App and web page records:
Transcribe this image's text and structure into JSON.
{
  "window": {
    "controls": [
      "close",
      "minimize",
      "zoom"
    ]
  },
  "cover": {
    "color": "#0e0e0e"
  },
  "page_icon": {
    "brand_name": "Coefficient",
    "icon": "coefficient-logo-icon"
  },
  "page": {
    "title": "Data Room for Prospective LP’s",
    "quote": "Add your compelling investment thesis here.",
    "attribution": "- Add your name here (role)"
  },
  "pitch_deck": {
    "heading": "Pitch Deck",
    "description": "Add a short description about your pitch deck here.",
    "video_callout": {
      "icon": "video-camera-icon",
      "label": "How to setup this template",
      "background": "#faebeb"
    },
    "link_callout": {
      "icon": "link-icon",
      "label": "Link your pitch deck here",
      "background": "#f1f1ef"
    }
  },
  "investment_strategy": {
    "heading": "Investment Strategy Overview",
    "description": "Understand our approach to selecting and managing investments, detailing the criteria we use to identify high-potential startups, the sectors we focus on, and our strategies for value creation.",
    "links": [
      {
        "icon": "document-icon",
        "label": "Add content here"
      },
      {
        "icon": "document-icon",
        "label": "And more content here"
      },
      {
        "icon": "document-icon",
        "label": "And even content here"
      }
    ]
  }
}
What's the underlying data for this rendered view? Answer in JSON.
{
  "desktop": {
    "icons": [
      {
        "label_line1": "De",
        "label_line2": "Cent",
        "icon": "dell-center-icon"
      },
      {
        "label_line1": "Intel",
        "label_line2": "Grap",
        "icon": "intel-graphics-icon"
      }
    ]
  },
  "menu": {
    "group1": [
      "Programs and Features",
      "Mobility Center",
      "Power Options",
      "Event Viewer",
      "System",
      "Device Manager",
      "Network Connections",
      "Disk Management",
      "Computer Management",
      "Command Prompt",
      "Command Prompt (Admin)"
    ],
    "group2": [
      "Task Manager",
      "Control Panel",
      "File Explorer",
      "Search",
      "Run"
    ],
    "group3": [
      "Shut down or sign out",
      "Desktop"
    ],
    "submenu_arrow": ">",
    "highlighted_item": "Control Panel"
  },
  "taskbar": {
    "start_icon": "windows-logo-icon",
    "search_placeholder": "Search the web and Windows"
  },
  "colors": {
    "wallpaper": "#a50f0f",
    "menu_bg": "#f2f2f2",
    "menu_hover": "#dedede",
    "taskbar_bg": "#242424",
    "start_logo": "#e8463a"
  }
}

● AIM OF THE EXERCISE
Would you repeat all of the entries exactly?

● SOLUTION
Transcribe this image's text and structure into JSON.
{
  "window": {
    "controls": [
      "close",
      "minimize",
      "zoom"
    ]
  },
  "cover": {
    "color": "#0e0e0e"
  },
  "page_icon": {
    "brand_name": "Coefficient",
    "icon": "coefficient-logo-icon"
  },
  "page": {
    "title": "Data Room for Prospective LP’s",
    "quote": "Add your compelling investment thesis here.",
    "attribution": "- Add your name here (role)"
  },
  "pitch_deck": {
    "heading": "Pitch Deck",
    "description": "Add a short description about your pitch deck here.",
    "video_callout": {
      "icon": "video-camera-icon",
      "label": "How to setup this template",
      "background": "#faebeb"
    },
    "link_callout": {
      "icon": "link-icon",
      "label": "Link your pitch deck here",
      "background": "#f1f1ef"
    }
  },
  "investment_strategy": {
    "heading": "Investment Strategy Overview",
    "description": "Understand our approach to selecting and managing investments, detailing the criteria we use to identify high-potential startups, the sectors we focus on, and our strategies for value creation.",
    "links": [
      {
        "icon": "document-icon",
        "label": "Add content here"
      },
      {
        "icon": "document-icon",
        "label": "And more content here"
      },
      {
        "icon": "document-icon",
        "label": "And even content here"
      }
    ]
  }
}
What's the underlying data for this rendered view? Answer in JSON.
{
  "desktop": {
    "icons": [
      {
        "label_line1": "De",
        "label_line2": "Cent",
        "icon": "dell-center-icon"
      },
      {
        "label_line1": "Intel",
        "label_line2": "Grap",
        "icon": "intel-graphics-icon"
      }
    ]
  },
  "menu": {
    "group1": [
      "Programs and Features",
      "Mobility Center",
      "Power Options",
      "Event Viewer",
      "System",
      "Device Manager",
      "Network Connections",
      "Disk Management",
      "Computer Management",
      "Command Prompt",
      "Command Prompt (Admin)"
    ],
    "group2": [
      "Task Manager",
      "Control Panel",
      "File Explorer",
      "Search",
      "Run"
    ],
    "group3": [
      "Shut down or sign out",
      "Desktop"
    ],
    "submenu_arrow": ">",
    "highlighted_item": "Control Panel"
  },
  "taskbar": {
    "start_icon": "windows-logo-icon",
    "search_placeholder": "Search the web and Windows"
  },
  "colors": {
    "wallpaper": "#a50f0f",
    "menu_bg": "#f2f2f2",
    "menu_hover": "#dedede",
    "taskbar_bg": "#242424",
    "start_logo": "#e8463a"
  }
}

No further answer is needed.